(Warning: This article contains spoilers for the Disney+ Marvel series “WandaVision” through the third episode)
Eagle-eyed fans watching the first three episodes of “WandaVision” have almost certainly noticed an odd little logo — a sword encased in a circle — pop up at least once in each episode. The symbol came to the forefront at the end of the third episode, when Wanda (Elizabeth Olsen) noticed that Geraldine (Teyonah Parris) was wearing a necklace with that sword logo on it.
And then Wanda seemingly ejected Geraldine from the world.
The logo in question is almost certainly a reference to S.W.O.R.D., aka the Sentient World Observation Response Department.
What exactly is S.W.O.R.D.? Similar to S.H.I.E.L.D. (Marvel loves their acronyms!), S.W.O.R.D. is a counterterrorism and intelligence agency. Unlike S.H.I.E.L.D., which focuses on more earth-bound threats like Hydra and terrorists, S.W.O.R.D.’s main purpose is to deal with extraterrestrial and space-related threats.
S.W.O.R.D. was created by Joss Whedon and John Cassady, and first appeared in the 2004 comic “Astonishing X-Men #6.” In the Marvel Comics world, S.W.O.R.D.’s leader was an agent named Abigail Brand, and the group initially operated with an undercover agent named Lockheed out of the X-Mansion. Brand became the leader of the group when she intervened during Colossus’ intentions to destroy Earth, in what had the potential to turn into an interplanetary war. After that, Nick Fury made her top commander.
How might S.W.O.R.D. be relevant to “WandaVision?” Well, for starters, we have no idea what’s behind Wanda and Vision’s idyllic life. It’s clearly some sort of simulation, but we don’t know who’s doing it or why. It could be that S.W.O.R.D. is running the show. Or, if somebody else — like Wanda herself — is running things, then S.W.O.R.D. might be trying to help her escape.
There are few different disconnected threads here — Wanda and Vision’s sitcom world, folks monitoring that world, and folks interfering with that world like the beekeeper that we saw at the end of the second episode. The beekeeper had the S.W.O.R.D. logo on his back, and Wanda didn’t not react happily when she saw him.
And now we have Wanda seemingly booting Geraldine from the simulation after she noticed her necklace. So there’s at minimum a Wanda vs. S.W.O.R.D. situation happening on some level.

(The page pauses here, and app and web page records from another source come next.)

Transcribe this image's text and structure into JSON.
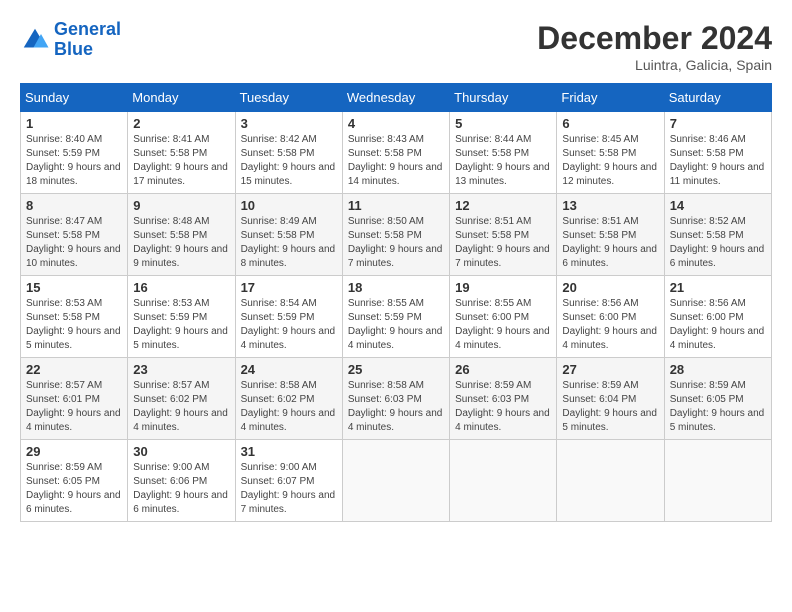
{
  "header": {
    "logo_line1": "General",
    "logo_line2": "Blue",
    "month_title": "December 2024",
    "location": "Luintra, Galicia, Spain"
  },
  "weekdays": [
    "Sunday",
    "Monday",
    "Tuesday",
    "Wednesday",
    "Thursday",
    "Friday",
    "Saturday"
  ],
  "weeks": [
    [
      {
        "day": "1",
        "sunrise": "8:40 AM",
        "sunset": "5:59 PM",
        "daylight": "9 hours and 18 minutes."
      },
      {
        "day": "2",
        "sunrise": "8:41 AM",
        "sunset": "5:58 PM",
        "daylight": "9 hours and 17 minutes."
      },
      {
        "day": "3",
        "sunrise": "8:42 AM",
        "sunset": "5:58 PM",
        "daylight": "9 hours and 15 minutes."
      },
      {
        "day": "4",
        "sunrise": "8:43 AM",
        "sunset": "5:58 PM",
        "daylight": "9 hours and 14 minutes."
      },
      {
        "day": "5",
        "sunrise": "8:44 AM",
        "sunset": "5:58 PM",
        "daylight": "9 hours and 13 minutes."
      },
      {
        "day": "6",
        "sunrise": "8:45 AM",
        "sunset": "5:58 PM",
        "daylight": "9 hours and 12 minutes."
      },
      {
        "day": "7",
        "sunrise": "8:46 AM",
        "sunset": "5:58 PM",
        "daylight": "9 hours and 11 minutes."
      }
    ],
    [
      {
        "day": "8",
        "sunrise": "8:47 AM",
        "sunset": "5:58 PM",
        "daylight": "9 hours and 10 minutes."
      },
      {
        "day": "9",
        "sunrise": "8:48 AM",
        "sunset": "5:58 PM",
        "daylight": "9 hours and 9 minutes."
      },
      {
        "day": "10",
        "sunrise": "8:49 AM",
        "sunset": "5:58 PM",
        "daylight": "9 hours and 8 minutes."
      },
      {
        "day": "11",
        "sunrise": "8:50 AM",
        "sunset": "5:58 PM",
        "daylight": "9 hours and 7 minutes."
      },
      {
        "day": "12",
        "sunrise": "8:51 AM",
        "sunset": "5:58 PM",
        "daylight": "9 hours and 7 minutes."
      },
      {
        "day": "13",
        "sunrise": "8:51 AM",
        "sunset": "5:58 PM",
        "daylight": "9 hours and 6 minutes."
      },
      {
        "day": "14",
        "sunrise": "8:52 AM",
        "sunset": "5:58 PM",
        "daylight": "9 hours and 6 minutes."
      }
    ],
    [
      {
        "day": "15",
        "sunrise": "8:53 AM",
        "sunset": "5:58 PM",
        "daylight": "9 hours and 5 minutes."
      },
      {
        "day": "16",
        "sunrise": "8:53 AM",
        "sunset": "5:59 PM",
        "daylight": "9 hours and 5 minutes."
      },
      {
        "day": "17",
        "sunrise": "8:54 AM",
        "sunset": "5:59 PM",
        "daylight": "9 hours and 4 minutes."
      },
      {
        "day": "18",
        "sunrise": "8:55 AM",
        "sunset": "5:59 PM",
        "daylight": "9 hours and 4 minutes."
      },
      {
        "day": "19",
        "sunrise": "8:55 AM",
        "sunset": "6:00 PM",
        "daylight": "9 hours and 4 minutes."
      },
      {
        "day": "20",
        "sunrise": "8:56 AM",
        "sunset": "6:00 PM",
        "daylight": "9 hours and 4 minutes."
      },
      {
        "day": "21",
        "sunrise": "8:56 AM",
        "sunset": "6:00 PM",
        "daylight": "9 hours and 4 minutes."
      }
    ],
    [
      {
        "day": "22",
        "sunrise": "8:57 AM",
        "sunset": "6:01 PM",
        "daylight": "9 hours and 4 minutes."
      },
      {
        "day": "23",
        "sunrise": "8:57 AM",
        "sunset": "6:02 PM",
        "daylight": "9 hours and 4 minutes."
      },
      {
        "day": "24",
        "sunrise": "8:58 AM",
        "sunset": "6:02 PM",
        "daylight": "9 hours and 4 minutes."
      },
      {
        "day": "25",
        "sunrise": "8:58 AM",
        "sunset": "6:03 PM",
        "daylight": "9 hours and 4 minutes."
      },
      {
        "day": "26",
        "sunrise": "8:59 AM",
        "sunset": "6:03 PM",
        "daylight": "9 hours and 4 minutes."
      },
      {
        "day": "27",
        "sunrise": "8:59 AM",
        "sunset": "6:04 PM",
        "daylight": "9 hours and 5 minutes."
      },
      {
        "day": "28",
        "sunrise": "8:59 AM",
        "sunset": "6:05 PM",
        "daylight": "9 hours and 5 minutes."
      }
    ],
    [
      {
        "day": "29",
        "sunrise": "8:59 AM",
        "sunset": "6:05 PM",
        "daylight": "9 hours and 6 minutes."
      },
      {
        "day": "30",
        "sunrise": "9:00 AM",
        "sunset": "6:06 PM",
        "daylight": "9 hours and 6 minutes."
      },
      {
        "day": "31",
        "sunrise": "9:00 AM",
        "sunset": "6:07 PM",
        "daylight": "9 hours and 7 minutes."
      },
      null,
      null,
      null,
      null
    ]
  ]
}
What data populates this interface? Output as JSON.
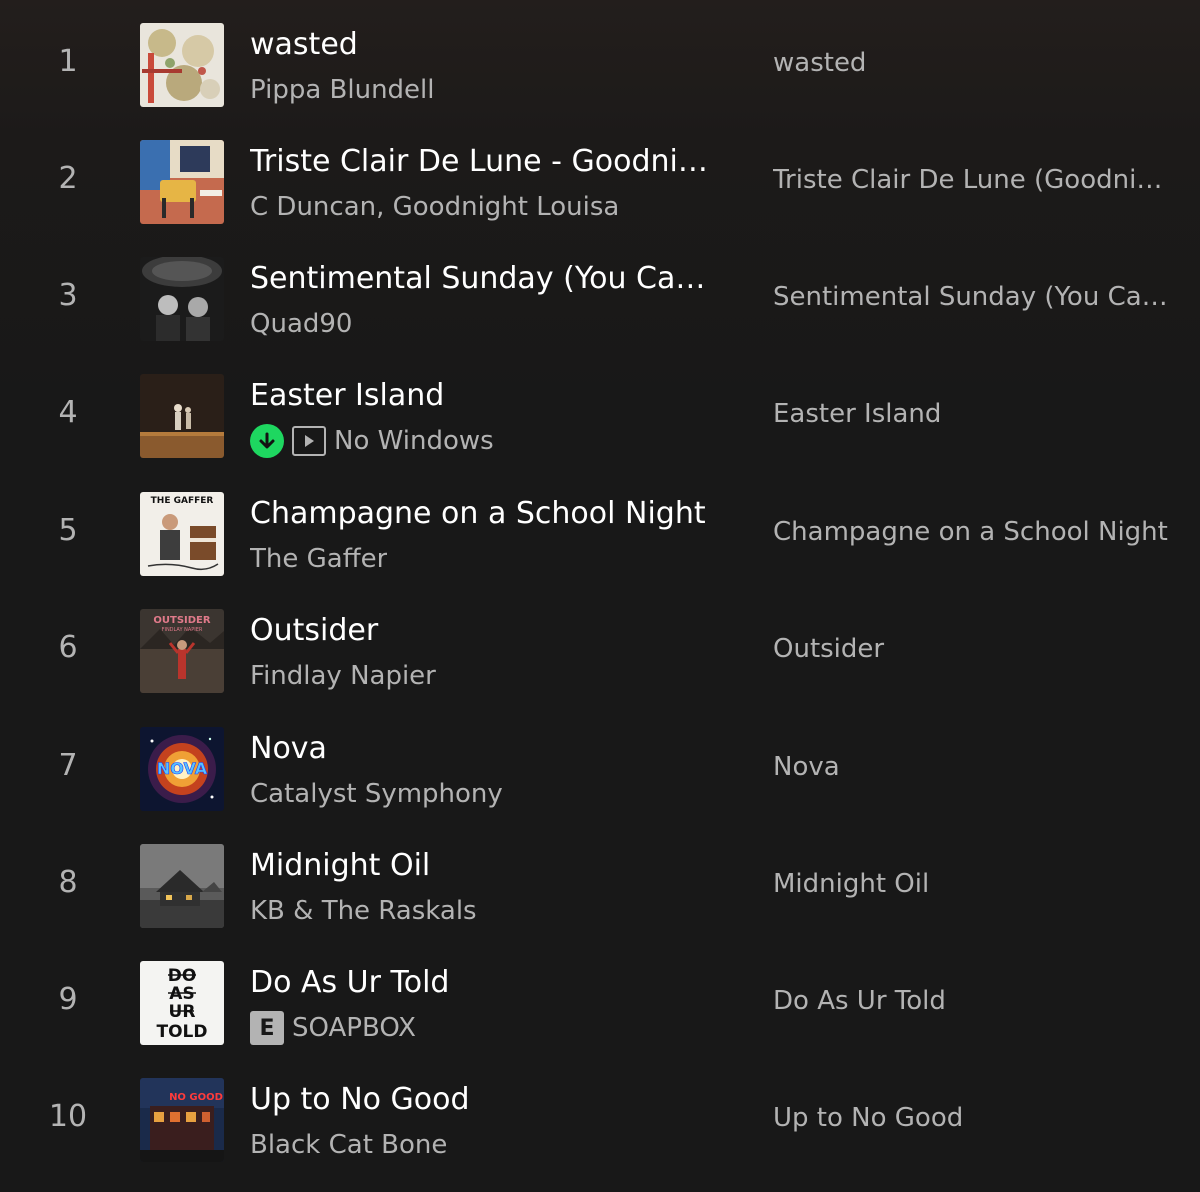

But it could just as easily be a situation with Wanda vs. S.W.O.R.D. vs. some unknown third party. Maybe some villain trapped her in this place, and S.W.O.R.D. is trying to get her out. We’ll see how it goes.
Something to consider while formulating your fan theories about this whole thing is that Wanda doesn’t have anything to do with space, and Geraldine — who we knew coming into the series is secretly a grown-up version of the little girl from “Captain Marvel,” Monica Rambeau — doesn’t have any comic book connection to S.W.O.R.D. Thus, these pieces don’t fit neatly together in a way that would make it easy to guess what’s going on here.
So here’s what we’ve got right now.
Wanda and Vision are living in some sort of simulation of an idyllic American suburb called Westview. This simulation is a physical place, because when Geraldine was ejected from it she materialized out of thin air — an alternate dimension in the multiverse maybe?
People on the outside are able to enter the simulation, as we saw with Geraldine and the beekeeper, and the simulation itself doesn’t seem to like these incursions. Wanda herself seems to have some kind of control over the simulation, since at least twice she has appeared to reverse time in order to delete situations that would cause Vision to question the nature of his reality.
But Wanda’s control doesn’t appear to be conscious. She doesn’t know how she got there, and struggles to remember her history. There could be a third party involved, since the voice on the radio Wanda heard in the second episode asked her: “Who’s doing this to you, Wanda?”
And, of course, the daughter of Captain Marvel’s best friend is involved but we don’t know why.
We’ve also got a big new wild card, in the form of mutants. S.W.O.R.D. history in Marvel Comics is heavily tied to that of mutants, and we know that with the X-Men in Disney’s hands that mutants will show up in the MCU sooner or later.
The comic book version of Wanda Maximoff, by the way, is a mutant. Could we somehow be witnessing the introduction of mutants to the MCU right now?
Having a S.W.O.R.D. reference in “WandaVision” isn’t exactly out of left field. There’s been growing speculation that S.W.O.R.D. will become a prominent part of Phase 4, particularly as it relates to “Captain Marvel 2.” As the credits scene in “Spider-Man: Far From Home” showed, that Nick Fury is currently in space with the Skrulls, setting up operations intergalactically.
Marvel never does anything by accident, and it makes total sense that it would use “WandaVision” to start planting those interconnected seeds.